Source records section start

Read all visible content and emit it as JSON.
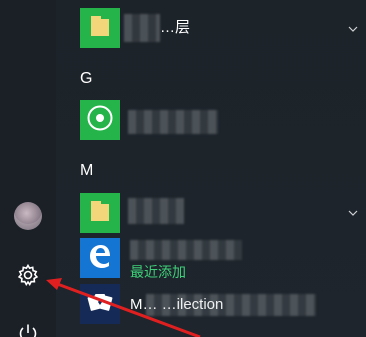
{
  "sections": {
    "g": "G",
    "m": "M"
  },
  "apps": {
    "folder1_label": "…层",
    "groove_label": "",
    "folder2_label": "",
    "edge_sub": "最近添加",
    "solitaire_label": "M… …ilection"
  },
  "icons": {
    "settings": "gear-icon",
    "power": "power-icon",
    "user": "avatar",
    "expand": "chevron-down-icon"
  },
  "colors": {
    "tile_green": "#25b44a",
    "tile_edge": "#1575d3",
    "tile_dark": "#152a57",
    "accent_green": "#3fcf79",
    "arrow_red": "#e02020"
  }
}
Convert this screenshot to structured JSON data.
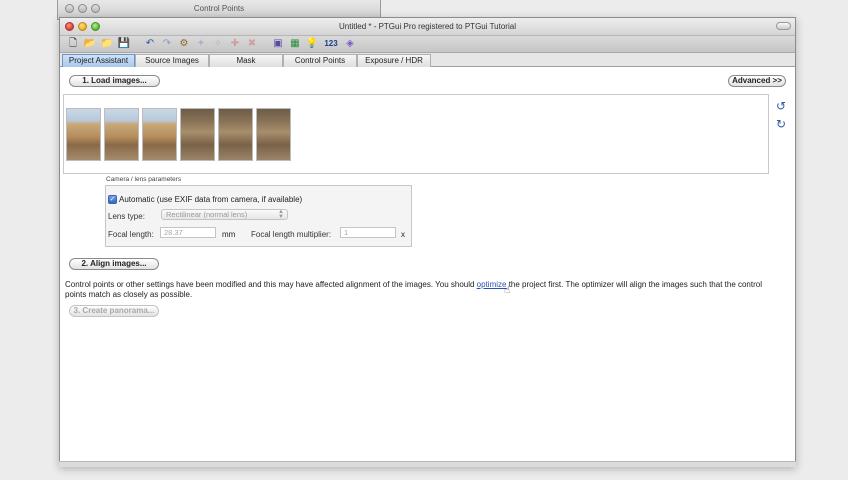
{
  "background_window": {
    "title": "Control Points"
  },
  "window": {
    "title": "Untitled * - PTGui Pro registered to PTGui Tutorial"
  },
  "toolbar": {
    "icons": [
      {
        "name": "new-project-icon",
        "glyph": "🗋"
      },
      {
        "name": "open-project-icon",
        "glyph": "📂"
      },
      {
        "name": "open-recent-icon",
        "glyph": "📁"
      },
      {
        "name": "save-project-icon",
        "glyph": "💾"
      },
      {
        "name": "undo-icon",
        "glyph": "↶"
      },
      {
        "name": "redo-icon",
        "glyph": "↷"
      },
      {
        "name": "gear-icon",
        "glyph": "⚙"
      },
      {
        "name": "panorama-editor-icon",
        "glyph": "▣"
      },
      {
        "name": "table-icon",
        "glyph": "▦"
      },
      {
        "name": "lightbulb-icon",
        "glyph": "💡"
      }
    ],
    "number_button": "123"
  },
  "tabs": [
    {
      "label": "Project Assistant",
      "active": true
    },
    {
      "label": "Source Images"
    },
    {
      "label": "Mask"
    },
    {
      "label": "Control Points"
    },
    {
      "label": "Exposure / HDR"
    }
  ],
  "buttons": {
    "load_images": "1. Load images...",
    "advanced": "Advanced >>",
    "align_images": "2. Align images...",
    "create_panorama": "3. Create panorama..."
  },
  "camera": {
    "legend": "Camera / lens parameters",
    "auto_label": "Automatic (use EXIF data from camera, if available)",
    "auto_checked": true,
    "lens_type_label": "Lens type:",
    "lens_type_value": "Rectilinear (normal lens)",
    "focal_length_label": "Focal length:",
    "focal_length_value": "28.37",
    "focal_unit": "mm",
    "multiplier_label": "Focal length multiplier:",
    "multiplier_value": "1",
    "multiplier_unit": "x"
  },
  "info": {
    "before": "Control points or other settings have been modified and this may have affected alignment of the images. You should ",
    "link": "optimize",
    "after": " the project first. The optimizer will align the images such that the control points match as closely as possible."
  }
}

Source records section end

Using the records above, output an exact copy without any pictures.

Read all visible content and emit it as JSON.
{
  "sections": {
    "g": "G",
    "m": "M"
  },
  "apps": {
    "folder1_label": "…层",
    "groove_label": "",
    "folder2_label": "",
    "edge_sub": "最近添加",
    "solitaire_label": "M… …ilection"
  },
  "icons": {
    "settings": "gear-icon",
    "power": "power-icon",
    "user": "avatar",
    "expand": "chevron-down-icon"
  },
  "colors": {
    "tile_green": "#25b44a",
    "tile_edge": "#1575d3",
    "tile_dark": "#152a57",
    "accent_green": "#3fcf79",
    "arrow_red": "#e02020"
  }
}
Convert this screenshot to structured JSON data.
{
  "background_window": {
    "title": "Control Points"
  },
  "window": {
    "title": "Untitled * - PTGui Pro registered to PTGui Tutorial"
  },
  "toolbar": {
    "icons": [
      {
        "name": "new-project-icon",
        "glyph": "🗋"
      },
      {
        "name": "open-project-icon",
        "glyph": "📂"
      },
      {
        "name": "open-recent-icon",
        "glyph": "📁"
      },
      {
        "name": "save-project-icon",
        "glyph": "💾"
      },
      {
        "name": "undo-icon",
        "glyph": "↶"
      },
      {
        "name": "redo-icon",
        "glyph": "↷"
      },
      {
        "name": "gear-icon",
        "glyph": "⚙"
      },
      {
        "name": "panorama-editor-icon",
        "glyph": "▣"
      },
      {
        "name": "table-icon",
        "glyph": "▦"
      },
      {
        "name": "lightbulb-icon",
        "glyph": "💡"
      }
    ],
    "number_button": "123"
  },
  "tabs": [
    {
      "label": "Project Assistant",
      "active": true
    },
    {
      "label": "Source Images"
    },
    {
      "label": "Mask"
    },
    {
      "label": "Control Points"
    },
    {
      "label": "Exposure / HDR"
    }
  ],
  "buttons": {
    "load_images": "1. Load images...",
    "advanced": "Advanced >>",
    "align_images": "2. Align images...",
    "create_panorama": "3. Create panorama..."
  },
  "camera": {
    "legend": "Camera / lens parameters",
    "auto_label": "Automatic (use EXIF data from camera, if available)",
    "auto_checked": true,
    "lens_type_label": "Lens type:",
    "lens_type_value": "Rectilinear (normal lens)",
    "focal_length_label": "Focal length:",
    "focal_length_value": "28.37",
    "focal_unit": "mm",
    "multiplier_label": "Focal length multiplier:",
    "multiplier_value": "1",
    "multiplier_unit": "x"
  },
  "info": {
    "before": "Control points or other settings have been modified and this may have affected alignment of the images. You should ",
    "link": "optimize",
    "after": " the project first. The optimizer will align the images such that the control points match as closely as possible."
  }
}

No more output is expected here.